(DATA FOR THE TASK Opens)

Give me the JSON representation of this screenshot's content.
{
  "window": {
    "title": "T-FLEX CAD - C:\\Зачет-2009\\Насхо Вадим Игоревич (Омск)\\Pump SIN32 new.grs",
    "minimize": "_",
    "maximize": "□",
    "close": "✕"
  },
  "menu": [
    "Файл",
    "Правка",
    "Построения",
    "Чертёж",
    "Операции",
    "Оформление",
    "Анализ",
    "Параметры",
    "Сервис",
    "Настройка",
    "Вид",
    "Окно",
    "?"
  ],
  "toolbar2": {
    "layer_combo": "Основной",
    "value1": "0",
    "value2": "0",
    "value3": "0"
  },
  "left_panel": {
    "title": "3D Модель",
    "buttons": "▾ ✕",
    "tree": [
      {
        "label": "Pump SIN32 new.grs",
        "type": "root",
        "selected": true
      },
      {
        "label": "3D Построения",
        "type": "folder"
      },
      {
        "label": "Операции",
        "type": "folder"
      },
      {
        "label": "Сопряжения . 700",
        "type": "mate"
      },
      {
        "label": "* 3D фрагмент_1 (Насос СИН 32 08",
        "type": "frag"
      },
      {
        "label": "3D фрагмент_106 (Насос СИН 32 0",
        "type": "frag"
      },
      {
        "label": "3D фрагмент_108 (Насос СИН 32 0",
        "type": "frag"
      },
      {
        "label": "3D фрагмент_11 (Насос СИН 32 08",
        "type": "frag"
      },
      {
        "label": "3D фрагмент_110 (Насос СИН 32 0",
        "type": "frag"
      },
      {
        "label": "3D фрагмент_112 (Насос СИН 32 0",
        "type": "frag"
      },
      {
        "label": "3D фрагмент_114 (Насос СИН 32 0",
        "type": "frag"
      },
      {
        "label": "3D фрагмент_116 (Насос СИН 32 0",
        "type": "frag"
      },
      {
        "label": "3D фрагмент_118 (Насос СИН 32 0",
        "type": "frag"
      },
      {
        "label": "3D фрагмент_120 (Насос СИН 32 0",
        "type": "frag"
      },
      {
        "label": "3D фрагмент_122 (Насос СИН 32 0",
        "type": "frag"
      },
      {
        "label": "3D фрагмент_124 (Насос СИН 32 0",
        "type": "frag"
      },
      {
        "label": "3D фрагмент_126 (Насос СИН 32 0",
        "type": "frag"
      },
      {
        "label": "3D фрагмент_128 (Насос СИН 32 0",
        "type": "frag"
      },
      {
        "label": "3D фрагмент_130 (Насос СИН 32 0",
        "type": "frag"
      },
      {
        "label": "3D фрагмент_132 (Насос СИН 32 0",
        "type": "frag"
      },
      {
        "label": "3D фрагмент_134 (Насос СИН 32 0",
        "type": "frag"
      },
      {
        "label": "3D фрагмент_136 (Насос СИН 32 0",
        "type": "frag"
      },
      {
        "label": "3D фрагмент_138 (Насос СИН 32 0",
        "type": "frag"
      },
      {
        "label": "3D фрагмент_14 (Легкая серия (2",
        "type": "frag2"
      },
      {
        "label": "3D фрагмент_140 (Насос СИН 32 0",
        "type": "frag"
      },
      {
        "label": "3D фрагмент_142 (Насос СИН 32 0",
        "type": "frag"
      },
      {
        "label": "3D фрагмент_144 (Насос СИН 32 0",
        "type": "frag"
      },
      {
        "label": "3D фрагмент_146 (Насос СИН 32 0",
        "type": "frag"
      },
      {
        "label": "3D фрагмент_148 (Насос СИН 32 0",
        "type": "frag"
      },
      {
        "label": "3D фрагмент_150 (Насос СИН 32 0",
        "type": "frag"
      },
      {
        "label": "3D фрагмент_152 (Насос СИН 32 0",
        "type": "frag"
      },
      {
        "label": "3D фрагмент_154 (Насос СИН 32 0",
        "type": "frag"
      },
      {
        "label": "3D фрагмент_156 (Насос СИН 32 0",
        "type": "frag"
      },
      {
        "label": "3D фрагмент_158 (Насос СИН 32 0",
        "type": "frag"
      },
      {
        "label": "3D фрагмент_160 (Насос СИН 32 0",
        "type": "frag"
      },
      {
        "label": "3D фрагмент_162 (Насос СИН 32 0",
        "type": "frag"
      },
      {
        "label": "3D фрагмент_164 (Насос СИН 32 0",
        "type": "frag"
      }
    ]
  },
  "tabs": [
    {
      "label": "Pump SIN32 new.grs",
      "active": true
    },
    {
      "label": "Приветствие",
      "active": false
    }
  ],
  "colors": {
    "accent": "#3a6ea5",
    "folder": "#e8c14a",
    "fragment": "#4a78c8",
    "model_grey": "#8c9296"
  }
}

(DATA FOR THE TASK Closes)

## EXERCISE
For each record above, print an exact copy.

## ANSWER BOX
Give me the JSON representation of this screenshot's content.
{
  "window": {
    "title": "T-FLEX CAD - C:\\Зачет-2009\\Насхо Вадим Игоревич (Омск)\\Pump SIN32 new.grs",
    "minimize": "_",
    "maximize": "□",
    "close": "✕"
  },
  "menu": [
    "Файл",
    "Правка",
    "Построения",
    "Чертёж",
    "Операции",
    "Оформление",
    "Анализ",
    "Параметры",
    "Сервис",
    "Настройка",
    "Вид",
    "Окно",
    "?"
  ],
  "toolbar2": {
    "layer_combo": "Основной",
    "value1": "0",
    "value2": "0",
    "value3": "0"
  },
  "left_panel": {
    "title": "3D Модель",
    "buttons": "▾ ✕",
    "tree": [
      {
        "label": "Pump SIN32 new.grs",
        "type": "root",
        "selected": true
      },
      {
        "label": "3D Построения",
        "type": "folder"
      },
      {
        "label": "Операции",
        "type": "folder"
      },
      {
        "label": "Сопряжения . 700",
        "type": "mate"
      },
      {
        "label": "* 3D фрагмент_1 (Насос СИН 32 08",
        "type": "frag"
      },
      {
        "label": "3D фрагмент_106 (Насос СИН 32 0",
        "type": "frag"
      },
      {
        "label": "3D фрагмент_108 (Насос СИН 32 0",
        "type": "frag"
      },
      {
        "label": "3D фрагмент_11 (Насос СИН 32 08",
        "type": "frag"
      },
      {
        "label": "3D фрагмент_110 (Насос СИН 32 0",
        "type": "frag"
      },
      {
        "label": "3D фрагмент_112 (Насос СИН 32 0",
        "type": "frag"
      },
      {
        "label": "3D фрагмент_114 (Насос СИН 32 0",
        "type": "frag"
      },
      {
        "label": "3D фрагмент_116 (Насос СИН 32 0",
        "type": "frag"
      },
      {
        "label": "3D фрагмент_118 (Насос СИН 32 0",
        "type": "frag"
      },
      {
        "label": "3D фрагмент_120 (Насос СИН 32 0",
        "type": "frag"
      },
      {
        "label": "3D фрагмент_122 (Насос СИН 32 0",
        "type": "frag"
      },
      {
        "label": "3D фрагмент_124 (Насос СИН 32 0",
        "type": "frag"
      },
      {
        "label": "3D фрагмент_126 (Насос СИН 32 0",
        "type": "frag"
      },
      {
        "label": "3D фрагмент_128 (Насос СИН 32 0",
        "type": "frag"
      },
      {
        "label": "3D фрагмент_130 (Насос СИН 32 0",
        "type": "frag"
      },
      {
        "label": "3D фрагмент_132 (Насос СИН 32 0",
        "type": "frag"
      },
      {
        "label": "3D фрагмент_134 (Насос СИН 32 0",
        "type": "frag"
      },
      {
        "label": "3D фрагмент_136 (Насос СИН 32 0",
        "type": "frag"
      },
      {
        "label": "3D фрагмент_138 (Насос СИН 32 0",
        "type": "frag"
      },
      {
        "label": "3D фрагмент_14 (Легкая серия (2",
        "type": "frag2"
      },
      {
        "label": "3D фрагмент_140 (Насос СИН 32 0",
        "type": "frag"
      },
      {
        "label": "3D фрагмент_142 (Насос СИН 32 0",
        "type": "frag"
      },
      {
        "label": "3D фрагмент_144 (Насос СИН 32 0",
        "type": "frag"
      },
      {
        "label": "3D фрагмент_146 (Насос СИН 32 0",
        "type": "frag"
      },
      {
        "label": "3D фрагмент_148 (Насос СИН 32 0",
        "type": "frag"
      },
      {
        "label": "3D фрагмент_150 (Насос СИН 32 0",
        "type": "frag"
      },
      {
        "label": "3D фрагмент_152 (Насос СИН 32 0",
        "type": "frag"
      },
      {
        "label": "3D фрагмент_154 (Насос СИН 32 0",
        "type": "frag"
      },
      {
        "label": "3D фрагмент_156 (Насос СИН 32 0",
        "type": "frag"
      },
      {
        "label": "3D фрагмент_158 (Насос СИН 32 0",
        "type": "frag"
      },
      {
        "label": "3D фрагмент_160 (Насос СИН 32 0",
        "type": "frag"
      },
      {
        "label": "3D фрагмент_162 (Насос СИН 32 0",
        "type": "frag"
      },
      {
        "label": "3D фрагмент_164 (Насос СИН 32 0",
        "type": "frag"
      }
    ]
  },
  "tabs": [
    {
      "label": "Pump SIN32 new.grs",
      "active": true
    },
    {
      "label": "Приветствие",
      "active": false
    }
  ],
  "colors": {
    "accent": "#3a6ea5",
    "folder": "#e8c14a",
    "fragment": "#4a78c8",
    "model_grey": "#8c9296"
  }
}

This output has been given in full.